“It’s already starting to bear fruit,” Kosobud said, indicating they hope to make the first award under the month-old EPIC soon.
In addition to the timing, the competition typically drives costs down for countries who can now present problems to the vendor pool, receive solutions and make a best-value selection.
“Many of the countries we deal with don’t have large defense budgets and aren’t awash with money,” Kosobud said.
The contract is designed for non-programs of record meaning they are systems the U.S. Air Force doesn’t purchase in its inventory.
“We’re looking at non-standard types of aircraft or sensors, like a King Air or Pilatus PC-12, capabilities that integrate aircraft and commercial-off-the-shelf solutions,” he said. “USAF systems such as F-15s and F-16s that require development and testing are handled by other organizations.”
Although the contract is about delivering capabilities to FMS partners, the USAF warfighter gains as well.

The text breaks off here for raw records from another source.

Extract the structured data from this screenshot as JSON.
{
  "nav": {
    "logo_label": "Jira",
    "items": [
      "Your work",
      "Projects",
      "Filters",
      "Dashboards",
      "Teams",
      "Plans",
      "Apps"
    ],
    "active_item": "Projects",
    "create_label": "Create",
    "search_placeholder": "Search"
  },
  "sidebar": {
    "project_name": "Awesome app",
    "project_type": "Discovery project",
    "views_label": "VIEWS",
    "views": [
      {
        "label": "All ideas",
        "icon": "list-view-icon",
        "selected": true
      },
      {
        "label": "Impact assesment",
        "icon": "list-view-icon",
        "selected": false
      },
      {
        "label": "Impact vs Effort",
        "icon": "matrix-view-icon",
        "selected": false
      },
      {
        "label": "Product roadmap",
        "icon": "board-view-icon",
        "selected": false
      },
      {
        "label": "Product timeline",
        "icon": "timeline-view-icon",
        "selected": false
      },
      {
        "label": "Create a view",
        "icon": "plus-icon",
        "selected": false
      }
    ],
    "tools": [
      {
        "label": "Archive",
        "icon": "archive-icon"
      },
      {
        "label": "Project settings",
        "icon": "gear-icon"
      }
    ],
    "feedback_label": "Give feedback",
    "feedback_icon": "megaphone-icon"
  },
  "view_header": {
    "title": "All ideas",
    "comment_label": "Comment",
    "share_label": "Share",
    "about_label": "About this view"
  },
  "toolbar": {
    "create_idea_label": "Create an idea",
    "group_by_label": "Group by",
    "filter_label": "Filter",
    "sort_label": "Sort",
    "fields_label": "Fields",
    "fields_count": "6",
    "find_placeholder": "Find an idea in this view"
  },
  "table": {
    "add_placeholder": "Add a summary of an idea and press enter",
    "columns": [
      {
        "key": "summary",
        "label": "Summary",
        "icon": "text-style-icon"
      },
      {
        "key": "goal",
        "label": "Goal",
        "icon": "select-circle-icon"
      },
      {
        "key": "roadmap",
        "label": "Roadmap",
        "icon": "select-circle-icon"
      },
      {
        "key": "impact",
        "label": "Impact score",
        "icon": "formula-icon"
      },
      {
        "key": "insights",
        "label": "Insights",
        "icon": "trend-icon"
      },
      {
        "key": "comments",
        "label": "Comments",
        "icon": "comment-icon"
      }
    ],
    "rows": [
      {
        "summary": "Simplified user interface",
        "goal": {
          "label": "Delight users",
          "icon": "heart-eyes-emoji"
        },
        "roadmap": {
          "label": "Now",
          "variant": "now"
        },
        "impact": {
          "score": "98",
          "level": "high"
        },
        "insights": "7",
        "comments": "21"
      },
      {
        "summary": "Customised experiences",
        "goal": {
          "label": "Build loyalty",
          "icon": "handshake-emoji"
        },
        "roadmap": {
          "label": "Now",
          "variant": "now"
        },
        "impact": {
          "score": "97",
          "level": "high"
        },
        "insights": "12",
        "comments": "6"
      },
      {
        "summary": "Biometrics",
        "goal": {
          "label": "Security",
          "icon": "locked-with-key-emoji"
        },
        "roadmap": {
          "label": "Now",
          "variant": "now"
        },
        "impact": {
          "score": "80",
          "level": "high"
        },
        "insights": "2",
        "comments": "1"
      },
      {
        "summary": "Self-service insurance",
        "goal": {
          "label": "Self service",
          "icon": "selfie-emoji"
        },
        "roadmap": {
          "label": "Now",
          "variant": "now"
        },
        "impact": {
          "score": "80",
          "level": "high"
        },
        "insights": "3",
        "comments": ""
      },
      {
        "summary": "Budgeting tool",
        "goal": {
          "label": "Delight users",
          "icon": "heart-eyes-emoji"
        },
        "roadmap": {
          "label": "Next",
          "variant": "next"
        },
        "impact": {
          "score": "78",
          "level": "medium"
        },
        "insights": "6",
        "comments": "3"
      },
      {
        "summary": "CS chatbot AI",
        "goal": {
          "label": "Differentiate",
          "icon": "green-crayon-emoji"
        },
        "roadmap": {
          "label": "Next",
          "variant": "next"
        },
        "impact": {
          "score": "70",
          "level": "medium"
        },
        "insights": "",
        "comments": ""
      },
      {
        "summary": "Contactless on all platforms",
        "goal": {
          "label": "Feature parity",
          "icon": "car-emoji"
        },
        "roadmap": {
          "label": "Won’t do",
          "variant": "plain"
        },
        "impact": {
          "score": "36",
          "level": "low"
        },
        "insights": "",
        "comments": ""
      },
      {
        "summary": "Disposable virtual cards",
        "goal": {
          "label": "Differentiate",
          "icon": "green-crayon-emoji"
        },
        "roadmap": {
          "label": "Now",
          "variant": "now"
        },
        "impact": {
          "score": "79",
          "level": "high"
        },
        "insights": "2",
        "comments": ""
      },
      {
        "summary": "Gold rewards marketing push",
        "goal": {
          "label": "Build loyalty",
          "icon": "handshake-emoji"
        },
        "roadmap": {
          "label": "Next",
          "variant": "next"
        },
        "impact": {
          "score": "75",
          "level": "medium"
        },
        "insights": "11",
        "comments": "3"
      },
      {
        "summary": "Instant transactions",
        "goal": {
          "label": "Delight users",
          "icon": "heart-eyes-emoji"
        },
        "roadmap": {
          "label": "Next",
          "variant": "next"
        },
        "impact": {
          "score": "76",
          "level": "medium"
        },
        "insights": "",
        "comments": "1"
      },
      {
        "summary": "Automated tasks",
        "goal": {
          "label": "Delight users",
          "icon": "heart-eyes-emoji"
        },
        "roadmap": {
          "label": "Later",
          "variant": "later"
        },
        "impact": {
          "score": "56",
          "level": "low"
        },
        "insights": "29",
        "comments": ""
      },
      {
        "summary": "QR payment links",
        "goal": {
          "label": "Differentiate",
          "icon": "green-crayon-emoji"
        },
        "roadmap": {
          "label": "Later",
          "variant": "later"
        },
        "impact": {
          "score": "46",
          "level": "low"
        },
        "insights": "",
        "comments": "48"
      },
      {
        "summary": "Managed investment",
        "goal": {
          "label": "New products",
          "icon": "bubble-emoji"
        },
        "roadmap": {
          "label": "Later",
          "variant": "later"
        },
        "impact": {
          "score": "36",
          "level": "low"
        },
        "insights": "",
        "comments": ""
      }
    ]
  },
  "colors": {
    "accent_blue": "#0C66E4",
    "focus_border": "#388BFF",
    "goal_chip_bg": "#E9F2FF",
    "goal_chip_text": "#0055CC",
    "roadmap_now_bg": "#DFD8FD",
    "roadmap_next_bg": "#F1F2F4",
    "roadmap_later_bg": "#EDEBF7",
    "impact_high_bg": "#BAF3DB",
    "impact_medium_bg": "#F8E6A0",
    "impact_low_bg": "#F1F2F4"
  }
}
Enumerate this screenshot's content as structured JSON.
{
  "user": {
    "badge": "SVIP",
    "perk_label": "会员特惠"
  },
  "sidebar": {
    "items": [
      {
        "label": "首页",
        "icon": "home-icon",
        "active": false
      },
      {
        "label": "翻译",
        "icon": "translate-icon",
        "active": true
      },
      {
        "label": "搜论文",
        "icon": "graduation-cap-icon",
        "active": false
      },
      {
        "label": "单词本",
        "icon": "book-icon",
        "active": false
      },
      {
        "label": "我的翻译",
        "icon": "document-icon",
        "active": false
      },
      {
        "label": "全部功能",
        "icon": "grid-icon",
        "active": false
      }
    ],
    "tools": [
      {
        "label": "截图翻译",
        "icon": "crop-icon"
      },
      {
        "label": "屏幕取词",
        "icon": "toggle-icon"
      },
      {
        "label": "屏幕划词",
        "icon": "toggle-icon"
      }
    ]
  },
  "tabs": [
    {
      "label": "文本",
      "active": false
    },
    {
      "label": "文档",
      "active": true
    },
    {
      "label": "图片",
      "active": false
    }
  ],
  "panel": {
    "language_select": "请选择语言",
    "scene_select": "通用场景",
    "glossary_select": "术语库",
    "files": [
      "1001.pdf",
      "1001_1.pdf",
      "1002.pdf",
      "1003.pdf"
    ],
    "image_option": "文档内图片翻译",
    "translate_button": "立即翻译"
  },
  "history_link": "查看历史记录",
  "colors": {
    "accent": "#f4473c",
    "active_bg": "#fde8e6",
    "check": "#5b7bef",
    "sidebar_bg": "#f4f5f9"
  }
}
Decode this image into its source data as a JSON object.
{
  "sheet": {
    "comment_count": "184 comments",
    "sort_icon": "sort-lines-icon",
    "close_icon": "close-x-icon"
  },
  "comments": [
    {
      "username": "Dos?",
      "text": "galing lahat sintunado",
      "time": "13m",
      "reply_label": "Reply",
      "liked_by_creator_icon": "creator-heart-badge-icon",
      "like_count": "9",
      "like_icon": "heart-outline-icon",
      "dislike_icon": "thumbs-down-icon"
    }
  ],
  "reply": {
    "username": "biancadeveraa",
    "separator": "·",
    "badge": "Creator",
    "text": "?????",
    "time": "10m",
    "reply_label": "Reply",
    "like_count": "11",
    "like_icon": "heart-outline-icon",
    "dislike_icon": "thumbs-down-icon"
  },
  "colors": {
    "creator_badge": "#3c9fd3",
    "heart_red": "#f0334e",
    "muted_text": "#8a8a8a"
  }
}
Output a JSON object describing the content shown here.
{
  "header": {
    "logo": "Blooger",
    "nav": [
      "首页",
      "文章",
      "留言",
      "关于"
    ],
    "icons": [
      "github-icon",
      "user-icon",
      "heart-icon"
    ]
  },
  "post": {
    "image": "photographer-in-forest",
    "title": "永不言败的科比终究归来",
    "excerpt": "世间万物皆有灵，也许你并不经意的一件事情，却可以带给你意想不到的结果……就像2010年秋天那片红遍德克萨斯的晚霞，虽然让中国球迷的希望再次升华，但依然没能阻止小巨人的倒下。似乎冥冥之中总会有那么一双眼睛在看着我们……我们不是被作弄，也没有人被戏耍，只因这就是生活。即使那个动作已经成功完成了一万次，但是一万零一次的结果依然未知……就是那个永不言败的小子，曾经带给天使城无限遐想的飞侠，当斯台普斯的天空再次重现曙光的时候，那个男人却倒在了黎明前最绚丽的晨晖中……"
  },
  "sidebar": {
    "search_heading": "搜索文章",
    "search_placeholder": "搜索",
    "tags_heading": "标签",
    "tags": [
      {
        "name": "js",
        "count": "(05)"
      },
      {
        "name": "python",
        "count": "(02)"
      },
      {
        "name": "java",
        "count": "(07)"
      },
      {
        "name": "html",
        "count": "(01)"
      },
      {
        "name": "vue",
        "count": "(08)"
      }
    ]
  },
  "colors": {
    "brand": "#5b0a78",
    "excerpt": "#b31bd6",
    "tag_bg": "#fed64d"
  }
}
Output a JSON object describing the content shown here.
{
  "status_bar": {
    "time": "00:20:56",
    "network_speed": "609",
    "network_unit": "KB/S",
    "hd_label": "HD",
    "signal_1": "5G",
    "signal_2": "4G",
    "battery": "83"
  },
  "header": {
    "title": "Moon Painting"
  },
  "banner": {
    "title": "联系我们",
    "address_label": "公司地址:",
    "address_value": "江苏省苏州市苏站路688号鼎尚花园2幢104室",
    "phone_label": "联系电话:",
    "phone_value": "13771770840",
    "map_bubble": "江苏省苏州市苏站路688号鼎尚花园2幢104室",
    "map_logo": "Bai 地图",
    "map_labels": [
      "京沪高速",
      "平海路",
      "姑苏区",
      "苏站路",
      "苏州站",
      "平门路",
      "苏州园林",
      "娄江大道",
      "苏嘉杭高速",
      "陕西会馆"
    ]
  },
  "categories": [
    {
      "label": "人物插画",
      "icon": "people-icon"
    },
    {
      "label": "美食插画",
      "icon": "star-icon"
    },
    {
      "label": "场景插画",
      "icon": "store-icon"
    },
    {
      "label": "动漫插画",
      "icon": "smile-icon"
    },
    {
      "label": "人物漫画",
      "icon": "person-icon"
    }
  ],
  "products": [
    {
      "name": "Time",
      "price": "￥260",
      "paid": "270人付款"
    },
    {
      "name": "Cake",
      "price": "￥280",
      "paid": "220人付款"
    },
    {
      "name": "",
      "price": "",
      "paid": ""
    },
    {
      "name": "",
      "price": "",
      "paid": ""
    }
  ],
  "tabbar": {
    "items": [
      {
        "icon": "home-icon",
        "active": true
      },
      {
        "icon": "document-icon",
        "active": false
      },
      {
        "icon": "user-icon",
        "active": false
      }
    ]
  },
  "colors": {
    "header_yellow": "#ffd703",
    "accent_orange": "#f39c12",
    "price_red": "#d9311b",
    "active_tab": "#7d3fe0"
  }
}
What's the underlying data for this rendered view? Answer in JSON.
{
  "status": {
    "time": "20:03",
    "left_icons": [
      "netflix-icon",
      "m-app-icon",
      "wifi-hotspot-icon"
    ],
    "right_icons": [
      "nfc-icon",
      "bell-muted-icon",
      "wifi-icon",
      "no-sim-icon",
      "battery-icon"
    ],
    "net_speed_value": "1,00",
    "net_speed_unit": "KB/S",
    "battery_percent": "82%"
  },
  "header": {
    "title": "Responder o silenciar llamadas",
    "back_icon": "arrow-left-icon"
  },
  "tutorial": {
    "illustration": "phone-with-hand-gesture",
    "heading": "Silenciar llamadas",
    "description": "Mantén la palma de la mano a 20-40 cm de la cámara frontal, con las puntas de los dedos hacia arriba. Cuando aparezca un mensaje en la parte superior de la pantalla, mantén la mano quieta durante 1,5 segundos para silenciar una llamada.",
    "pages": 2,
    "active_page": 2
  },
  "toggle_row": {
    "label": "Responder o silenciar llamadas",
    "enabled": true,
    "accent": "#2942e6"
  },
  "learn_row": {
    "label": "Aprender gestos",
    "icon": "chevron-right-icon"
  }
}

“Not only is it providing our partners the capability to defend their own borders, as well as an opportunity for interoperability with United States and our allies, but it’s also provides us that bit of a foothold in building relationships with other countries and beating our peer adversaries to the punch,” Kosobud said.